1. Determine the correct user
Before you can fix a permission error, you must determine who requires permission. You might think you already know that, but what you may not realize is that the user name isn't the most definitive attribute of user identity. Your computer doesn't see you as a person so much as it sees you as a number. To learn your number, take a look at your user ID:
$ id --user 1005
2. Get the current owner
Next, determine the owner of the file you're unable to interact with. Because there's a file permission problem happening, you may need to use the
sudo command to see the information about the file:
$ sudo ls --numeric-uid-gid -rw------- 1 1000 100 23041 Aug 2 05:26 bar -rw------- 1 1000 100 54281 Aug 2 04:58 baz -rw------- 1 1000 100 822 Aug 2 08:19 foo
In this example, the user owning the files is identified as user ID 1000, and that's why user ID 1005 can't interact with them. Worse yet, the files are marked as readable and writable only by the user that owns them, so not even members of the same group can interact with the files.
3. Change permissions to match
You know the user requiring permission, so you can change the current owner to match your current user:
$ sudo chown 1005 foo
You can also grant members of your group, and possibly other users on the system, access to the files by changing the file mode. For instance, to maintain read and write permissions (7) while granting read permissions (4) to the group and any other user:
$ sudo chmod 744 foo

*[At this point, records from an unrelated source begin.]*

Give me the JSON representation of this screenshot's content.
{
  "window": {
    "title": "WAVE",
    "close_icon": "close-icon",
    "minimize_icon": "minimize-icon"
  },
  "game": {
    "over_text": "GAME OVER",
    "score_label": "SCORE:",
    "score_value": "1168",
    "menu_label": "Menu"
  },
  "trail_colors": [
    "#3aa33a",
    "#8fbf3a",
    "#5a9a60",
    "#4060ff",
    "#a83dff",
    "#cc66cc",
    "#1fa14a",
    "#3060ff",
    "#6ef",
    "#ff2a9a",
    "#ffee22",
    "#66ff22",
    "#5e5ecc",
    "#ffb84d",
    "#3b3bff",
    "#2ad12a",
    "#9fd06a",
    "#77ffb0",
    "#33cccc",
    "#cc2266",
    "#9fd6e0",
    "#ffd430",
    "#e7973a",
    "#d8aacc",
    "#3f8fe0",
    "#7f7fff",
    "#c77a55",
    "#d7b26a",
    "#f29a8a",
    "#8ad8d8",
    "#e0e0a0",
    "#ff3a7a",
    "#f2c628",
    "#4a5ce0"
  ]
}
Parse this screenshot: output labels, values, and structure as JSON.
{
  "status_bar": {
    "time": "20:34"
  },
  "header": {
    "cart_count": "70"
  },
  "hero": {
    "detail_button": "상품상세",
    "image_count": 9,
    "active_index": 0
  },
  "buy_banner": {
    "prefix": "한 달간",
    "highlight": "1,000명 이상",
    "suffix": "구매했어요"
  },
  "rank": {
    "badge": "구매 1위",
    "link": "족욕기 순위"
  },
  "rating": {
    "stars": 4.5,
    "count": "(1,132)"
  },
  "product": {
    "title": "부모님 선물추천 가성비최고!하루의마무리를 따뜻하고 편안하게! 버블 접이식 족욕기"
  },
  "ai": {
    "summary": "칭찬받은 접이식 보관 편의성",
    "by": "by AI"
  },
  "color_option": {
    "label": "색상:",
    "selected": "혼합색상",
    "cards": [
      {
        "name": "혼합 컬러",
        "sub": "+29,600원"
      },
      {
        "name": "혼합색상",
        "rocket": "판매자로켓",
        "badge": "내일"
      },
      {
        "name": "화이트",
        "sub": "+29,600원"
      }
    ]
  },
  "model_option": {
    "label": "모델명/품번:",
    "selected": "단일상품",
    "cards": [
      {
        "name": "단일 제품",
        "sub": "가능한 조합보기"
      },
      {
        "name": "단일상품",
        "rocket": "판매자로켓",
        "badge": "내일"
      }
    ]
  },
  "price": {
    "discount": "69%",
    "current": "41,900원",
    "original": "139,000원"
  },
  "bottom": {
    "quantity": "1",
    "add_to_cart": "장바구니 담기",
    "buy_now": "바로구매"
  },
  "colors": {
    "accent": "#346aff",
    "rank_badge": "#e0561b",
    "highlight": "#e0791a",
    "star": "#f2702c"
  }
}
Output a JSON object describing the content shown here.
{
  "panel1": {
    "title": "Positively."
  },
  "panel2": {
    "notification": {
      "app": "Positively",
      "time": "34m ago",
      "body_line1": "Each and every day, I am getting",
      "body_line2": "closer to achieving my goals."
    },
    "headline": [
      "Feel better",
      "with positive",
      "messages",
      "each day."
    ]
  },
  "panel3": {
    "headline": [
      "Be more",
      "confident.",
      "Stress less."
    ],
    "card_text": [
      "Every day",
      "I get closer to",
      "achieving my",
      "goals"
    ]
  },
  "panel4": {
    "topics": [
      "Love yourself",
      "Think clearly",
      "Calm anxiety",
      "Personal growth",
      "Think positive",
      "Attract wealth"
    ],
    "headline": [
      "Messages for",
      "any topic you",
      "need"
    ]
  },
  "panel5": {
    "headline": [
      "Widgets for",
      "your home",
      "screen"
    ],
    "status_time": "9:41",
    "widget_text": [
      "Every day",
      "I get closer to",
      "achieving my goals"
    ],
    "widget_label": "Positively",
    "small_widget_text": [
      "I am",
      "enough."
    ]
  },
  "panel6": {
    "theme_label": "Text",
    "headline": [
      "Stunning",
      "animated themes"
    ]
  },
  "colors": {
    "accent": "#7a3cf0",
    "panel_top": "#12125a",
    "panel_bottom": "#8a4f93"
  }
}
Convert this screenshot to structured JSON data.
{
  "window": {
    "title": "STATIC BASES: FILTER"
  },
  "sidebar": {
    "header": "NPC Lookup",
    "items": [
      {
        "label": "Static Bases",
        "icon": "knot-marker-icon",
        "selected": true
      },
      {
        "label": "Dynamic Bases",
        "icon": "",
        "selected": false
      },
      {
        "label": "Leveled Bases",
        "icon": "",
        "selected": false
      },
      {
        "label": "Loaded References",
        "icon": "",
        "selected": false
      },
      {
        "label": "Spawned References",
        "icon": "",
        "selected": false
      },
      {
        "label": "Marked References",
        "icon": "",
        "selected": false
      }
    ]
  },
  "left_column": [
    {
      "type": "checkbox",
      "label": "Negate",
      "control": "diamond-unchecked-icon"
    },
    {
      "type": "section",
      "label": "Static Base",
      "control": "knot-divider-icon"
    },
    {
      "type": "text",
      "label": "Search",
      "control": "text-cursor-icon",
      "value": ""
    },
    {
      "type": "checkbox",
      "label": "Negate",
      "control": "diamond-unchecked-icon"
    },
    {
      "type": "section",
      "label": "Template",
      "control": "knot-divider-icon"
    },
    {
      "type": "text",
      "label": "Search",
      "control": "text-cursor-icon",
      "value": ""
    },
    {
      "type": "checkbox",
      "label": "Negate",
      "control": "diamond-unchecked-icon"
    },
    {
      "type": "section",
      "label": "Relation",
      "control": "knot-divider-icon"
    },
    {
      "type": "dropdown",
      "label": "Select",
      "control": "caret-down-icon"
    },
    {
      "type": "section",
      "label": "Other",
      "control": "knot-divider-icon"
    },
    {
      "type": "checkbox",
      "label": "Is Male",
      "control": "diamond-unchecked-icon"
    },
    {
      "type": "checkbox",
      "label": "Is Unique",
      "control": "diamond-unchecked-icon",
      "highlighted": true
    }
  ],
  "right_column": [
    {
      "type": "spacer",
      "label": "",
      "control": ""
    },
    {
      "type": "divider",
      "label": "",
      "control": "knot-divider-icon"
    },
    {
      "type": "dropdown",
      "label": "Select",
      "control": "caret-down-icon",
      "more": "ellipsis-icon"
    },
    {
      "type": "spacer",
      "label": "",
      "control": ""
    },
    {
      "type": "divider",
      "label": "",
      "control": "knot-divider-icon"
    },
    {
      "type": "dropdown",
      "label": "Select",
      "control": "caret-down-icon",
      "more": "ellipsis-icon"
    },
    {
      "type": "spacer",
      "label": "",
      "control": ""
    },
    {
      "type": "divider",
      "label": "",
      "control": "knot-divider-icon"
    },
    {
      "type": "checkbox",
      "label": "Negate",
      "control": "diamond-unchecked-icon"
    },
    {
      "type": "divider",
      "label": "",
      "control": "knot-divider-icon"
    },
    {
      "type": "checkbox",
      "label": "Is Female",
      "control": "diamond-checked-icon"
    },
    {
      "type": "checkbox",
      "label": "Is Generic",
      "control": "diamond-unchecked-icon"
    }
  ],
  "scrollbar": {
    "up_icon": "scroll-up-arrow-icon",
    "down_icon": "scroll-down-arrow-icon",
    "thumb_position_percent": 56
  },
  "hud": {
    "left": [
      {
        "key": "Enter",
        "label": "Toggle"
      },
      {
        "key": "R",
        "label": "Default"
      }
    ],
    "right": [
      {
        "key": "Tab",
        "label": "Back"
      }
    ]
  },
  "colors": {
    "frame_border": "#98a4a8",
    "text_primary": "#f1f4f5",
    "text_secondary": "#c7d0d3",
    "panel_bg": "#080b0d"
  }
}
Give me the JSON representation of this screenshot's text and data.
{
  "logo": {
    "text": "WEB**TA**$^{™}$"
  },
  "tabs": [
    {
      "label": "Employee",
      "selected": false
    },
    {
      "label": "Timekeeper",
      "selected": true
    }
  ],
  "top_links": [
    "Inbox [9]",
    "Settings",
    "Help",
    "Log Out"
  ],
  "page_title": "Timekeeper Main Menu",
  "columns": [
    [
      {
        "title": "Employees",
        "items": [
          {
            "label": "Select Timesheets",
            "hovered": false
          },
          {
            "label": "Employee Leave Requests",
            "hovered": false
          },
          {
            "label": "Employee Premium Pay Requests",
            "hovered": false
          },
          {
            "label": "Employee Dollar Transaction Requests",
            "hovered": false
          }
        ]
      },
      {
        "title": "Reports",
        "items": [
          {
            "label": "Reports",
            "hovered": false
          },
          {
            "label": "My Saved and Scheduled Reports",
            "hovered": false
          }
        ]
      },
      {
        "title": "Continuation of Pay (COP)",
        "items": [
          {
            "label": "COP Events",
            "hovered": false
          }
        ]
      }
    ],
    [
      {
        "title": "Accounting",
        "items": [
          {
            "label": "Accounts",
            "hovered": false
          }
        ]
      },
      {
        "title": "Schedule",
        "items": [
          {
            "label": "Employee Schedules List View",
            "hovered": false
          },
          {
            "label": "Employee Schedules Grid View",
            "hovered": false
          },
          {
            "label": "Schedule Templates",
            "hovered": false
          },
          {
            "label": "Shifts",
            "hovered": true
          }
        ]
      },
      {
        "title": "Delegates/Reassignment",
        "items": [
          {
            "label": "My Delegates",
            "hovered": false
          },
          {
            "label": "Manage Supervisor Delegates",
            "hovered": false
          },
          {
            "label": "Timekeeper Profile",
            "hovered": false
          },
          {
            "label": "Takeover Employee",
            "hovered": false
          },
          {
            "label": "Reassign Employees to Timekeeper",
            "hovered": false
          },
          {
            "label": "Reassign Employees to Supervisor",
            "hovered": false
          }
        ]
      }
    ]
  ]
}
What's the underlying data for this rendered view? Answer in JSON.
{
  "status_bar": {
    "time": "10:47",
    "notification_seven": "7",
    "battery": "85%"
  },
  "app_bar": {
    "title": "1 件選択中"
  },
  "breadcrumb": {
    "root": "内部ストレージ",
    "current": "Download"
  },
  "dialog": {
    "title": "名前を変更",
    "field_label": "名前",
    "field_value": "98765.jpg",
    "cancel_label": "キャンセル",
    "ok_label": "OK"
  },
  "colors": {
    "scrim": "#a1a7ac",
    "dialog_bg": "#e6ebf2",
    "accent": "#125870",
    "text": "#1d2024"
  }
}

File permissions can seem tricky when you're not comfortable with them. For more information on how file ownership works, read Introduction to chown. For more information on how file permissions work, read Introduction to chmod.